**TASK DETAILS**
Go through the material and copy each line that includes "this".

**TASK MATERIAL**
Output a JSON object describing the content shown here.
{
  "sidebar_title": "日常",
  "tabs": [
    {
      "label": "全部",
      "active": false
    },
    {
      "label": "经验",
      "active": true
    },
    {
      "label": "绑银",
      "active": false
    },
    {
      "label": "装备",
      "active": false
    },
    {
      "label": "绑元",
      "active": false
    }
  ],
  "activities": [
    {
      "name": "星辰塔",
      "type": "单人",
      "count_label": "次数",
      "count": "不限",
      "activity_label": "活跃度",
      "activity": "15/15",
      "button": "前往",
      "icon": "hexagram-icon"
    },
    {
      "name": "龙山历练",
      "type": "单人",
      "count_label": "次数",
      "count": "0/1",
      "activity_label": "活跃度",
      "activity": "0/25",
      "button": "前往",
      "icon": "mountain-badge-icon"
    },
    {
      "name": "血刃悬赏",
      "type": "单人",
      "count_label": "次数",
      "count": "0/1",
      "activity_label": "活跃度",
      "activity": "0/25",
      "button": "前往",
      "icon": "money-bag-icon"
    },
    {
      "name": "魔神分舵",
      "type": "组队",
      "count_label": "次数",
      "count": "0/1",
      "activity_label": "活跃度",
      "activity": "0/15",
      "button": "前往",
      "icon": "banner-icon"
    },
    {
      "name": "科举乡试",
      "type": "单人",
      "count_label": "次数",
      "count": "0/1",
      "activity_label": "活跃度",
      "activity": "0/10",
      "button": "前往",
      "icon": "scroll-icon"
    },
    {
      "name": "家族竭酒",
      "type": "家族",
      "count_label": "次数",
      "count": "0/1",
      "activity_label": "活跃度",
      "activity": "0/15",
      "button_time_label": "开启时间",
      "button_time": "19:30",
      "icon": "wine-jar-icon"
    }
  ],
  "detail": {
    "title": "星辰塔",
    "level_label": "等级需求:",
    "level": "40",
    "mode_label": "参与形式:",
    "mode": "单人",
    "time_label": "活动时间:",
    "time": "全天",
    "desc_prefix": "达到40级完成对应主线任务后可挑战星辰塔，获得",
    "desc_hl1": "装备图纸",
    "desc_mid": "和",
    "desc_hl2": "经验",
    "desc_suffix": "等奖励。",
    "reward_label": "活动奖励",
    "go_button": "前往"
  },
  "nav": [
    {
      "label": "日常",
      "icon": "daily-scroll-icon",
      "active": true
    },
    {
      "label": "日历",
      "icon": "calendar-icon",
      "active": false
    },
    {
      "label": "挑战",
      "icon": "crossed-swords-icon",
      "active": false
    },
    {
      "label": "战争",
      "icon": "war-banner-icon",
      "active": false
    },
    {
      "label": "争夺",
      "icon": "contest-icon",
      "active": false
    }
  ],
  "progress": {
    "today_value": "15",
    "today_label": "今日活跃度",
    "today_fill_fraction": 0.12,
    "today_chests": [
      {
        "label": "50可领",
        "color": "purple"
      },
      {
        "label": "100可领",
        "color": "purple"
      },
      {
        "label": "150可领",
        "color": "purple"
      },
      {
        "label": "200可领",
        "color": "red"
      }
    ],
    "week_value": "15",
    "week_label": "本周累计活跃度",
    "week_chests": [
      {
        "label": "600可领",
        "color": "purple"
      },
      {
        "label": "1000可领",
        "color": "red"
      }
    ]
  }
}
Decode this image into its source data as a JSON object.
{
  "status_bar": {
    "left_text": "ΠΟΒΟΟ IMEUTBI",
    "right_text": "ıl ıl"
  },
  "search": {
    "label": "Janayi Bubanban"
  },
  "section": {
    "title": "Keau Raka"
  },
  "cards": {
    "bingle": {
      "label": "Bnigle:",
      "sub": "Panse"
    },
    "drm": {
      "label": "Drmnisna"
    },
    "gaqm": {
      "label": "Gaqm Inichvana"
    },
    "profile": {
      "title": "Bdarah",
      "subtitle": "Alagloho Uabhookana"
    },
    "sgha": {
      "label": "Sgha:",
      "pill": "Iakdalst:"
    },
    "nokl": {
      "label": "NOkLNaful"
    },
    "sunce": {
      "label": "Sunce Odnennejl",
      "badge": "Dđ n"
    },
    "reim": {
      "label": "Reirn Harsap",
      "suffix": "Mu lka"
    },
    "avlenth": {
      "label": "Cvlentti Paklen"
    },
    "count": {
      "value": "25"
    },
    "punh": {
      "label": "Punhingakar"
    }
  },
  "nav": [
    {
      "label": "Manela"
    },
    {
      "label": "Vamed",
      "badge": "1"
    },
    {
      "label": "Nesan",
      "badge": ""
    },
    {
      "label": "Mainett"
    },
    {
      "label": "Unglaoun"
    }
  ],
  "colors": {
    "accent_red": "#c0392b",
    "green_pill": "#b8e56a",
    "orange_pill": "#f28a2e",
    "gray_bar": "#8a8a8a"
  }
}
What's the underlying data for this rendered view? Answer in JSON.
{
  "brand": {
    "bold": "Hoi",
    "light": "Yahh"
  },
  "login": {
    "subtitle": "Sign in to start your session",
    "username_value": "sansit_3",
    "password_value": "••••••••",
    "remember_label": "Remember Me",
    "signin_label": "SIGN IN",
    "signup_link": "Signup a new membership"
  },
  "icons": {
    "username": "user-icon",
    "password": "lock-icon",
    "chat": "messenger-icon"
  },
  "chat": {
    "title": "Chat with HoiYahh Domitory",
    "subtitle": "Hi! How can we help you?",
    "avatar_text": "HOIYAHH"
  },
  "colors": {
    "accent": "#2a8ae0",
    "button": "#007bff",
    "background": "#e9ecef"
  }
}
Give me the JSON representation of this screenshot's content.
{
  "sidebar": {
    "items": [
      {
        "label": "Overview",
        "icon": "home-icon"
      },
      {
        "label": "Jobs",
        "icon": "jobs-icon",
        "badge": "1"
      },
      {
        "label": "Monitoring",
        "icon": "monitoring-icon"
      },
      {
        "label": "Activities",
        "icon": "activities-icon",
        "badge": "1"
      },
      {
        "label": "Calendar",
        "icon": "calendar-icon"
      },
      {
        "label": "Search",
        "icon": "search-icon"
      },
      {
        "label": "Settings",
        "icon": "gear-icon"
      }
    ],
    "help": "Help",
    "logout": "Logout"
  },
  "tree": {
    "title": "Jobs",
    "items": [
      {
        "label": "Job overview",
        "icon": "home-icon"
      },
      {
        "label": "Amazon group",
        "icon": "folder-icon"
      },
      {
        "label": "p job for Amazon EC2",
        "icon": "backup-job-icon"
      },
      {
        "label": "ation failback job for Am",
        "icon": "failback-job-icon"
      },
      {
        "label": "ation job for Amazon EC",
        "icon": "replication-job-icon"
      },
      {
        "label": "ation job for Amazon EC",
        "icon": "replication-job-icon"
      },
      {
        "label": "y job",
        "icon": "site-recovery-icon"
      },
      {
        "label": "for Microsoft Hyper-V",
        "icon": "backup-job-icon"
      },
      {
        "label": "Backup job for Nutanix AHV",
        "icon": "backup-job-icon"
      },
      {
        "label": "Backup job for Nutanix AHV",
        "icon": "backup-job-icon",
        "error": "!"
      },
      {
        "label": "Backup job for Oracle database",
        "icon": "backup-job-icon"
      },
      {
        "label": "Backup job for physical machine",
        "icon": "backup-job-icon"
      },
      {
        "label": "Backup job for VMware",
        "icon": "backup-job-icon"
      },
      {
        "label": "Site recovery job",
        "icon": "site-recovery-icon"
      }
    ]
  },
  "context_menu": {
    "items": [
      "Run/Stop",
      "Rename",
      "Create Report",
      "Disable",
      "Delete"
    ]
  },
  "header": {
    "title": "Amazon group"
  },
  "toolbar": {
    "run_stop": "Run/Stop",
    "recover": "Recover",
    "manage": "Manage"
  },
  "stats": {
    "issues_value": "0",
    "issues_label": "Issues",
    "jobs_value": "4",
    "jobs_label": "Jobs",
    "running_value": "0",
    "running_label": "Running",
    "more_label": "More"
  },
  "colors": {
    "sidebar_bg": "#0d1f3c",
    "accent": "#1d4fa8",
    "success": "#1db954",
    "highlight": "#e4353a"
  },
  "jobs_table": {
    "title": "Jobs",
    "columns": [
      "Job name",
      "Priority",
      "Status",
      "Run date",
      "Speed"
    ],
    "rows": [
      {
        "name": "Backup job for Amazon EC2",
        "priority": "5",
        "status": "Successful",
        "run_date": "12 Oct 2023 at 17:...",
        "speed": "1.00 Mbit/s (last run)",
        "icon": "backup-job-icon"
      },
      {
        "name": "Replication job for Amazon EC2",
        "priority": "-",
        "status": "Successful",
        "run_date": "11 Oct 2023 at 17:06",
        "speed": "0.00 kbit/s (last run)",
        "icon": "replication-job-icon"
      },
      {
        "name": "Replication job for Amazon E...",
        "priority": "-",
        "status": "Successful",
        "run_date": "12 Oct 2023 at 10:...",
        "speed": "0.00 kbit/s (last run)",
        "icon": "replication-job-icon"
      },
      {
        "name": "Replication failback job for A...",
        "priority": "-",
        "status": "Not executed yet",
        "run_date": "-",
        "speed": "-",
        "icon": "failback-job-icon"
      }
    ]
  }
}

**TASK RESULT**
Decode this image into its source data as a JSON object.
What's the underlying data for this rendered view? Answer in JSON.
Give me the JSON representation of this screenshot's content.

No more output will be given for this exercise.